Roofs were torn off buildings by the powerful winds, and there were reports of some levees outside parish systems being overtopped. Some neighborhoods were swamped, and residents found 911 unreachable or unable to help amid the carnage.
Winds had decreased to about 60 mph but tropical storm-force winds extended out 150 miles. The storm was inching north at 8 mph, the slow roll driving up rainfall totals along Ida's path.
Mayor Tim Kerner said much of the Town of Jean Lafitte, a community of 2,000 people just outside Jefferson Parish levee protection system, was underwater. Kerner told WGNO the levees were overtopped by rapidly rising water. Parish President Cynthia Lee Sheng told the station that "people are in attics in Lower Lafitte."
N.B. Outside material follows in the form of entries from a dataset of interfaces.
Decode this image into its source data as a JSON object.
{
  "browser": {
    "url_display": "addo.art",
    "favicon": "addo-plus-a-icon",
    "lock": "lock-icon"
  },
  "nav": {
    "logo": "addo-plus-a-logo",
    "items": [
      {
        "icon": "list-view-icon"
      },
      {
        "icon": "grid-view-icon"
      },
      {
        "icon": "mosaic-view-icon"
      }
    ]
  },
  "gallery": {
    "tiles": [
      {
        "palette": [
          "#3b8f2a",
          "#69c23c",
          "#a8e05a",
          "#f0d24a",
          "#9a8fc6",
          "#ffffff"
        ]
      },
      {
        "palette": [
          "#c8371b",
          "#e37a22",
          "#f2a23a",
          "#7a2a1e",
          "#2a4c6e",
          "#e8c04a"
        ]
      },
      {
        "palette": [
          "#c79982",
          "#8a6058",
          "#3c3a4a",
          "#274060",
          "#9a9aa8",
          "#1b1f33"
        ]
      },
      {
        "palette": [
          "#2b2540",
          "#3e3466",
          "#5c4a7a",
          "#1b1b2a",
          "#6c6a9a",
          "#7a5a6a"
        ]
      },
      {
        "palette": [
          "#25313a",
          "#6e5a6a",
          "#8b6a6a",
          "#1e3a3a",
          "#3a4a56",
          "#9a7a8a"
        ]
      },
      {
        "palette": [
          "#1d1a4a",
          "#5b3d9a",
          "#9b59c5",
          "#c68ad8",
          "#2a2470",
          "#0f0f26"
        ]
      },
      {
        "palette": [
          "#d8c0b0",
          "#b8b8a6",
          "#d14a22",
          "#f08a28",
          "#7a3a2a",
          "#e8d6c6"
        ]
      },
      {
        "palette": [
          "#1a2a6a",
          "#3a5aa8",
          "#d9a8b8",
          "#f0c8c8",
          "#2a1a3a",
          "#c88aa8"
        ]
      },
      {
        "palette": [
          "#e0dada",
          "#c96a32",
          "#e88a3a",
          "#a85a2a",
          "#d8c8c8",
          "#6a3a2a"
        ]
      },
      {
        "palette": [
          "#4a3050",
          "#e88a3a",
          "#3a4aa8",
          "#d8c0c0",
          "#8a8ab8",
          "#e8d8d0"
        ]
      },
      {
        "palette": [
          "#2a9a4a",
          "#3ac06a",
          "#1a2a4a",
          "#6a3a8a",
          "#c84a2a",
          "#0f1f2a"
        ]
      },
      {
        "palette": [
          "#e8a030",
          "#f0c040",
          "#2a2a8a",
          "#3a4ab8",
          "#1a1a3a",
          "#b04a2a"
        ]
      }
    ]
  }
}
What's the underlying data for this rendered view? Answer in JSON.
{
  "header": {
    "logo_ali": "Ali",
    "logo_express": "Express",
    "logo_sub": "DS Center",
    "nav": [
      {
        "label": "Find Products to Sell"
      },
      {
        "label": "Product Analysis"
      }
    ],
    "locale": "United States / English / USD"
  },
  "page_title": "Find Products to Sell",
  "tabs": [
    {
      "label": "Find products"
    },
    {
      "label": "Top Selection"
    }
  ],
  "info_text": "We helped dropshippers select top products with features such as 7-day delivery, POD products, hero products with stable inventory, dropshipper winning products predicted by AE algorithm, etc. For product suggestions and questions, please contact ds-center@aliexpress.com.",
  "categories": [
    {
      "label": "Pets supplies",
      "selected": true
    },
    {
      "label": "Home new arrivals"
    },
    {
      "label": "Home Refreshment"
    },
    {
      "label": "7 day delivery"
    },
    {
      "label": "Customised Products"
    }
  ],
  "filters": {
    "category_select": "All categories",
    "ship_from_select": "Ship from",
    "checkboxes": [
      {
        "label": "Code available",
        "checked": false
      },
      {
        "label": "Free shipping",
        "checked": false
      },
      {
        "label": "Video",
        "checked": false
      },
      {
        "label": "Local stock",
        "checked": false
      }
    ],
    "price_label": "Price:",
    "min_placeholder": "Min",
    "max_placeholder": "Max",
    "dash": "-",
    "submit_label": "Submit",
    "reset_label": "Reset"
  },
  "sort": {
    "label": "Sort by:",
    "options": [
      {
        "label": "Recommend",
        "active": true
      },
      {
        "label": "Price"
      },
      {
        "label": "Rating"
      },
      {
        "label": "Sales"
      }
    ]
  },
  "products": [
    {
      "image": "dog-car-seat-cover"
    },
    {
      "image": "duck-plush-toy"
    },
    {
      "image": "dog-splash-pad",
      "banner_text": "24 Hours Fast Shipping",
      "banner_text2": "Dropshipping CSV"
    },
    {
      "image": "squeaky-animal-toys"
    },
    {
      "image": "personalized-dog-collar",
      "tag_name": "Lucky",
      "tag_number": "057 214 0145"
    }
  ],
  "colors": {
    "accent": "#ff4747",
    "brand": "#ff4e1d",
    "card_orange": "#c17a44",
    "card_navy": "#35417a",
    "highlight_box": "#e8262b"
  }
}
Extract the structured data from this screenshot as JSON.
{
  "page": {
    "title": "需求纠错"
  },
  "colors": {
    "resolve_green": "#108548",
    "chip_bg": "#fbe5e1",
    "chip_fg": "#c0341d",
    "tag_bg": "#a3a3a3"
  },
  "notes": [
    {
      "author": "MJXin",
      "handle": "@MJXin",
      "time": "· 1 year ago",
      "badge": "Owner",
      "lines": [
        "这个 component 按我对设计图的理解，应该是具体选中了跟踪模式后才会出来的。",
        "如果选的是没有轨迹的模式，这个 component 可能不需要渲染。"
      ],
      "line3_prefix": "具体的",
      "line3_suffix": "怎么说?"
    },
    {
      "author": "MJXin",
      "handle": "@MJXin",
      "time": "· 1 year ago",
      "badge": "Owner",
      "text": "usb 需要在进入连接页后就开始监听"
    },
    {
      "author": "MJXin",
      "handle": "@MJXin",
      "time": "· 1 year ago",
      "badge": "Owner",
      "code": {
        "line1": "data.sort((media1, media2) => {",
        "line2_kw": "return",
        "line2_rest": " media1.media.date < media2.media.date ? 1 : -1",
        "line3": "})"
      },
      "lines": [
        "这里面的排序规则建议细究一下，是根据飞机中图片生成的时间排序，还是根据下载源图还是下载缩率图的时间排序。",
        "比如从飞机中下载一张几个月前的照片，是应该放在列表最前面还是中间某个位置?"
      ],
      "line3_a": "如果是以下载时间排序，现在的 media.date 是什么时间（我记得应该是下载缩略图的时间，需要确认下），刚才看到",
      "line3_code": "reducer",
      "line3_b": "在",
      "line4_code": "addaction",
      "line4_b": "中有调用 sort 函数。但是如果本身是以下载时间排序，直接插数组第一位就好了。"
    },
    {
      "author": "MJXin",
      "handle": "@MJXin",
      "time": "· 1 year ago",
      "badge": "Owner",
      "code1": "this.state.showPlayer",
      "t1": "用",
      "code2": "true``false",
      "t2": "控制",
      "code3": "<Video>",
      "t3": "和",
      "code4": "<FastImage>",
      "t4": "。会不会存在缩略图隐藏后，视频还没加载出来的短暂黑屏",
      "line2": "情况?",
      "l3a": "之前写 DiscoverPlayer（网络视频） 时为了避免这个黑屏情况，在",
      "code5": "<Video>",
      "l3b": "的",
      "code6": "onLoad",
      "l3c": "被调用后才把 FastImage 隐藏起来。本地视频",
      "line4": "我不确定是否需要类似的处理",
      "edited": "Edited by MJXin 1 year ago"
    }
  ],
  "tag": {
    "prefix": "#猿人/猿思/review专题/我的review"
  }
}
"Total devastation, catastrophic" Kerner said. "This is a very dangerous situation. I’ve never seen so much water in my life. We’ve lost our school and everything ... People’s lives are I believe at stake now.
Through Tuesday morning, Ida could bring total rainfall accumulations of 10 to 18 inches with isolated maximum amounts of 24 inches, the weather service said. Heavy rain combined with storm surge has resulted in catastrophic impacts along the southeast coast of Louisiana with life-threatening flash flooding and "significant" river flooding continuing farther inland.
The center of Ida is forecast to move over central and northeastern Mississippi on Monday this afternoon and night and move across the Tennessee Valley on Tuesday. Additional rapid weakening is forecast during the next day or so, and Ida is expected to become a tropical depression by Monday evening. "Considerable" flash flooding is possible from the Lower Mississippi Valley through the Middle Tennessee Valley, Ohio Valley, Central/Southern Appalachians and into the Mid-Atlantic in coming days, the weather service says.
Some 30,000 crews are standing by to help restore power but they will be delayed due to flooding.